"In 2009, towards the end of my term as president of the Antiquarian Booksellers’ Association of America, I was interviewed for the ABAA website and – perhaps reflecting on my pending sixtieth birthday and the fact that the majority of ABAA members were then at least as old as the Association itself (founded in 1949) – I remarked that over the next ten or fifteen years membership would implode and what was left of the ABAA would look around and ask “what happened?”
"I have grown more optimistic since then, mostly out of admiration for my younger bookselling colleagues and their generation of collectors and curators. There are fewer of them than there were in predecessor generations, and fewer still who share my affection for really old English books. But those who do are enormously impressive, and the energy and enthusiasm of educators such as those at Rare Book Schools in Virginia and California, Indiana University, the Colorado and York Antiquarian Book Seminars, and elsewhere, along with their growing number of students, should mean that the torch stays alight for at least another generation."
John Saumarez Smith has just added an afterword to his interview, which was originally conducted in 2003. The afterword coincides with the publication of a catalogue with the codeword ‘SWANSONG’. In the introduction to the catalogue, John writes, ‘When the Swan has Sung, I very much hope to keep in touch with those of you who have supported me since my departure from [Heywood Hill,] Curzon Street. Booksellers don’t retire but hope to continue to share their pleasure in books with their bookish friends’.
Welcome to the new design of my website. I hope that you will find it a more engaging experience, and that you will return from time to time as I plan to introduce new features with the collaboration of my colleagues in the trade, to whom this website is devoted.

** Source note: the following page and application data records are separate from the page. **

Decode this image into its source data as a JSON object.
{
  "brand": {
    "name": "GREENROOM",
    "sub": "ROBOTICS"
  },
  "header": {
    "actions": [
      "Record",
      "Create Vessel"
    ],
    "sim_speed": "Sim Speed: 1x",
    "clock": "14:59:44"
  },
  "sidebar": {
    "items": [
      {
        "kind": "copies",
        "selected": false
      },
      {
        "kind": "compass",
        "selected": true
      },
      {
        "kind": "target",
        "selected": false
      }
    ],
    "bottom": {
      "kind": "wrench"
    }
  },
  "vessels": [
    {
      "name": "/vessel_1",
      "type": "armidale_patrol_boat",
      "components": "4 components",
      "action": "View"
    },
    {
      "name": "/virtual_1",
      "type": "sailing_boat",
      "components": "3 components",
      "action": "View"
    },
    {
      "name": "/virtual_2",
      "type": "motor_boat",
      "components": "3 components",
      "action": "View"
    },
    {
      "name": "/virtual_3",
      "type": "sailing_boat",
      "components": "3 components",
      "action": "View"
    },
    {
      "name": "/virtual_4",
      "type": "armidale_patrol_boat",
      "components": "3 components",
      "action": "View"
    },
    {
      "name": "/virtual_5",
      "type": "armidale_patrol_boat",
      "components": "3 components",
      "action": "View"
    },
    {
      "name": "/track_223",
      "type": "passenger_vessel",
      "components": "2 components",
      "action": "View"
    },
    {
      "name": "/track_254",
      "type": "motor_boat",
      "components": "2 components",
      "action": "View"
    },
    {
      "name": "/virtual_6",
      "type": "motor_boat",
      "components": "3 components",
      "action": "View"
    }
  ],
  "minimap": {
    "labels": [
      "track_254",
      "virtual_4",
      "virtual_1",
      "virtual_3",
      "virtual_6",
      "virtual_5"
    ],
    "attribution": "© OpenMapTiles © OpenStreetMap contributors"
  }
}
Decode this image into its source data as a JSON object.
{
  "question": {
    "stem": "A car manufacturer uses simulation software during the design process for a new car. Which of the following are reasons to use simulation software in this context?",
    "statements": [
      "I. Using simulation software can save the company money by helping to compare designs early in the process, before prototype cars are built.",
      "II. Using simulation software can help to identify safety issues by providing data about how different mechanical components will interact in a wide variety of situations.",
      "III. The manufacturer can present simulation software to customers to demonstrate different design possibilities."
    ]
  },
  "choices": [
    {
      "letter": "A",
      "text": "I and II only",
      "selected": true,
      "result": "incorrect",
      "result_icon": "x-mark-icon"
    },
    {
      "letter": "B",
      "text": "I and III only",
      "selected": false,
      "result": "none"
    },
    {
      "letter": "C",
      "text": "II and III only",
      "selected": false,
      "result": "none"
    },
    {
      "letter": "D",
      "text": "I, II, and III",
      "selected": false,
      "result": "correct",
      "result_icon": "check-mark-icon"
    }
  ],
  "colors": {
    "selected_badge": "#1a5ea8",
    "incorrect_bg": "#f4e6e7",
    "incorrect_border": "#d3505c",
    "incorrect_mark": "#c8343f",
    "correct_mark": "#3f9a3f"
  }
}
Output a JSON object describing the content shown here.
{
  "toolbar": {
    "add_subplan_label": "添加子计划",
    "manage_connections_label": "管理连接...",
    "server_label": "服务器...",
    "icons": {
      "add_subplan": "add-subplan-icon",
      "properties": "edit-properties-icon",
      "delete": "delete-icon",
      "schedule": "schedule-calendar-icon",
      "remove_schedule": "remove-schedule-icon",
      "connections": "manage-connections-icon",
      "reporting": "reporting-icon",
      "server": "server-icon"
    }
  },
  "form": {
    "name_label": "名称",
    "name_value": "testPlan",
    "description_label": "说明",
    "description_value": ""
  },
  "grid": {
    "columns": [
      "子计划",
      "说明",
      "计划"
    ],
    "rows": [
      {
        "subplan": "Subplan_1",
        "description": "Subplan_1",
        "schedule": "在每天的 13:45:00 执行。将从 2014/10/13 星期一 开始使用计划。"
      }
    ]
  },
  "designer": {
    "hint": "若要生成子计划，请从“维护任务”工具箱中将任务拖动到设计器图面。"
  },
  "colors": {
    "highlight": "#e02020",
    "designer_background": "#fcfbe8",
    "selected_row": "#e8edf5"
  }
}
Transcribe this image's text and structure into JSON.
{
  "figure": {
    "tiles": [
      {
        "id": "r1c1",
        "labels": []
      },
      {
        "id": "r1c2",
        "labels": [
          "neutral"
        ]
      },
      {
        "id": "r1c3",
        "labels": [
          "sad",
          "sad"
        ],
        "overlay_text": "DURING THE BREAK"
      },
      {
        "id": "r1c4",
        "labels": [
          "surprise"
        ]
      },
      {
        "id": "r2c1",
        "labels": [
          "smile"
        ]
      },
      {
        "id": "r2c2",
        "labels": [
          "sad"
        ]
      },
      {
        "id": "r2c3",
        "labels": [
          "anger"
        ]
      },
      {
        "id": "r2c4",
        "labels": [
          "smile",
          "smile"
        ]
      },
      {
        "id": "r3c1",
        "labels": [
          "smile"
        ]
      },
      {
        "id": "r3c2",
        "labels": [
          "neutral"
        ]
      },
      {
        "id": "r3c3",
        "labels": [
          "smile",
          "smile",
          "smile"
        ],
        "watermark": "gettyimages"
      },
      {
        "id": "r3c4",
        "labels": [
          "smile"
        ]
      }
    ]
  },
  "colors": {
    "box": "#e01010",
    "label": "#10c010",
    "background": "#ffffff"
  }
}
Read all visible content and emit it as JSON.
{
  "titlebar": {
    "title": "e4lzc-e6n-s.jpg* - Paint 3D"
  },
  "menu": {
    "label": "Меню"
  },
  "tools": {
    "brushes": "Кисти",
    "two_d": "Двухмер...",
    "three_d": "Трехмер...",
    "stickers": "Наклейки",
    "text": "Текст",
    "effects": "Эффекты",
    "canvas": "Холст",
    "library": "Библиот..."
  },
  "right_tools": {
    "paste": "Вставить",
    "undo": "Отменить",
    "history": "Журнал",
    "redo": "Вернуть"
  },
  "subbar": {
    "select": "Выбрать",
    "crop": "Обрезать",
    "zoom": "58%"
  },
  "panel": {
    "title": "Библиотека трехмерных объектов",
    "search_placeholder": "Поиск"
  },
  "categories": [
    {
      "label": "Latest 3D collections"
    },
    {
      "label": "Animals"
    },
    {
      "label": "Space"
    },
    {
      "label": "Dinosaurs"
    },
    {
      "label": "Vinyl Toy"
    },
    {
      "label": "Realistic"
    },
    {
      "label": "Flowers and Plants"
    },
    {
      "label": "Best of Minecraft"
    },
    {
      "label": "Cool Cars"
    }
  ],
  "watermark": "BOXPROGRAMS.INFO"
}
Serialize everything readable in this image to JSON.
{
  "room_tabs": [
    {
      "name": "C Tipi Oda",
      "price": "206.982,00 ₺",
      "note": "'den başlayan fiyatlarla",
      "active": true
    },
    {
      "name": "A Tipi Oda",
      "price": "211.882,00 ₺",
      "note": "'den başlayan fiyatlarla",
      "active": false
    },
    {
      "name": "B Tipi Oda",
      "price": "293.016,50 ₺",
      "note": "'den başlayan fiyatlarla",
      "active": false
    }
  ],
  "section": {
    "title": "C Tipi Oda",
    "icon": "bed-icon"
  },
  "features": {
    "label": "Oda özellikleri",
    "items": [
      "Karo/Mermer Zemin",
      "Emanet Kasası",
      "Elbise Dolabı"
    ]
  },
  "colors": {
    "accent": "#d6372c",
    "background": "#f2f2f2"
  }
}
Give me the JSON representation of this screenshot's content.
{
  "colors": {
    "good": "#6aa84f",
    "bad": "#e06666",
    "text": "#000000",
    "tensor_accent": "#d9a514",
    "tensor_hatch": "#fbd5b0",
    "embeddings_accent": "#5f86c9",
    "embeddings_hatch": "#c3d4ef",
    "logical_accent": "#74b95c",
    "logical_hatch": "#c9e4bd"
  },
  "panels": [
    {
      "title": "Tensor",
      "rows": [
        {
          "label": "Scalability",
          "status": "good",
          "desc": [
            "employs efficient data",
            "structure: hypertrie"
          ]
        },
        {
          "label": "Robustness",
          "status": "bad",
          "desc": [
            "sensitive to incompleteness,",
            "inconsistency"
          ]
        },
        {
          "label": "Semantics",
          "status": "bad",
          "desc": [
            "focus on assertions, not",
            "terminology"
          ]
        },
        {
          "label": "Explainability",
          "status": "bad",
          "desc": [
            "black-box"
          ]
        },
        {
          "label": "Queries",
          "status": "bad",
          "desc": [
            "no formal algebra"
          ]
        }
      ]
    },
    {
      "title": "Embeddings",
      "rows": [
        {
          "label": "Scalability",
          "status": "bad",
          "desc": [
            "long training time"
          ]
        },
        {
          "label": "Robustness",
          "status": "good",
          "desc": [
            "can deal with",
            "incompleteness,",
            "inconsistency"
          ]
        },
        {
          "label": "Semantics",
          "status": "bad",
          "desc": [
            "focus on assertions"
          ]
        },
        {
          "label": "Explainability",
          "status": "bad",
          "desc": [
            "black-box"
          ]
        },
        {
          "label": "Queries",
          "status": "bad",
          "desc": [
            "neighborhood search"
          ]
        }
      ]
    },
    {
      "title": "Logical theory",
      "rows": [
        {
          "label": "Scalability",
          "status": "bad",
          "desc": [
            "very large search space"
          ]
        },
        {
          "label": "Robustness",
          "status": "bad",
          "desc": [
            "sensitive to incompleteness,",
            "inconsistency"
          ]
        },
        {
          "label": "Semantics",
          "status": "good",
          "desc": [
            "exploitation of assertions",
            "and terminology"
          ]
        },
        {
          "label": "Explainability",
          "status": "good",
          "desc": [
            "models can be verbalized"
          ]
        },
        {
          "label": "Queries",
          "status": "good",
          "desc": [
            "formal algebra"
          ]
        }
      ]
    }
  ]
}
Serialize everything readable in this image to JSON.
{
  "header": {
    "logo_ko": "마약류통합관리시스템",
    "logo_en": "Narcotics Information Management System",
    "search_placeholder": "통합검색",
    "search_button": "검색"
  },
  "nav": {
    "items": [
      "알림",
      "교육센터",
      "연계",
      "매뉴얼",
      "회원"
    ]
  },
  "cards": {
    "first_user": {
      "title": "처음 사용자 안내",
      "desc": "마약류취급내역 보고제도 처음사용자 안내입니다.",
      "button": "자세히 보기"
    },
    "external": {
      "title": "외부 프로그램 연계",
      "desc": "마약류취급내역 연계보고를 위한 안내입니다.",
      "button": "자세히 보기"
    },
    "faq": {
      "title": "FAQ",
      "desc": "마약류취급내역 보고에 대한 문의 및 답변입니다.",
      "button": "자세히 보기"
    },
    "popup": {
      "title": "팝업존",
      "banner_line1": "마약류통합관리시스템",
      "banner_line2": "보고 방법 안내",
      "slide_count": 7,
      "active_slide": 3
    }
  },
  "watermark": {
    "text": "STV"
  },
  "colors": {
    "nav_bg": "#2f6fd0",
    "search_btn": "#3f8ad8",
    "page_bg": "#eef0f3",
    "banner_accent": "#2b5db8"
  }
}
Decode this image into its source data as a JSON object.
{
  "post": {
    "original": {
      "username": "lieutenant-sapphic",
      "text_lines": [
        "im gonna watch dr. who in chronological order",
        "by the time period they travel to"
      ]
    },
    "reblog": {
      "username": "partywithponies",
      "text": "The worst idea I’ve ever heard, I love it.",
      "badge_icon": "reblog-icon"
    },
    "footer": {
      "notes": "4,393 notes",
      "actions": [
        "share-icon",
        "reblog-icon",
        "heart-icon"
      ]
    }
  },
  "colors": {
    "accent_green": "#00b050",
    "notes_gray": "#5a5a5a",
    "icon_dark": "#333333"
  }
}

I’ve been asked this question many times, and usually the answer is that they don’t want to be interviewed, or that I should come back in a few years’ time. Meanwhile perhaps the best thing I can do is to let their catalogues speak for them, starting with Susanne Schulz-Falster’s outstanding catalogue on bookbinding and paper manufacture, produced jointly with Michael Banzhaf.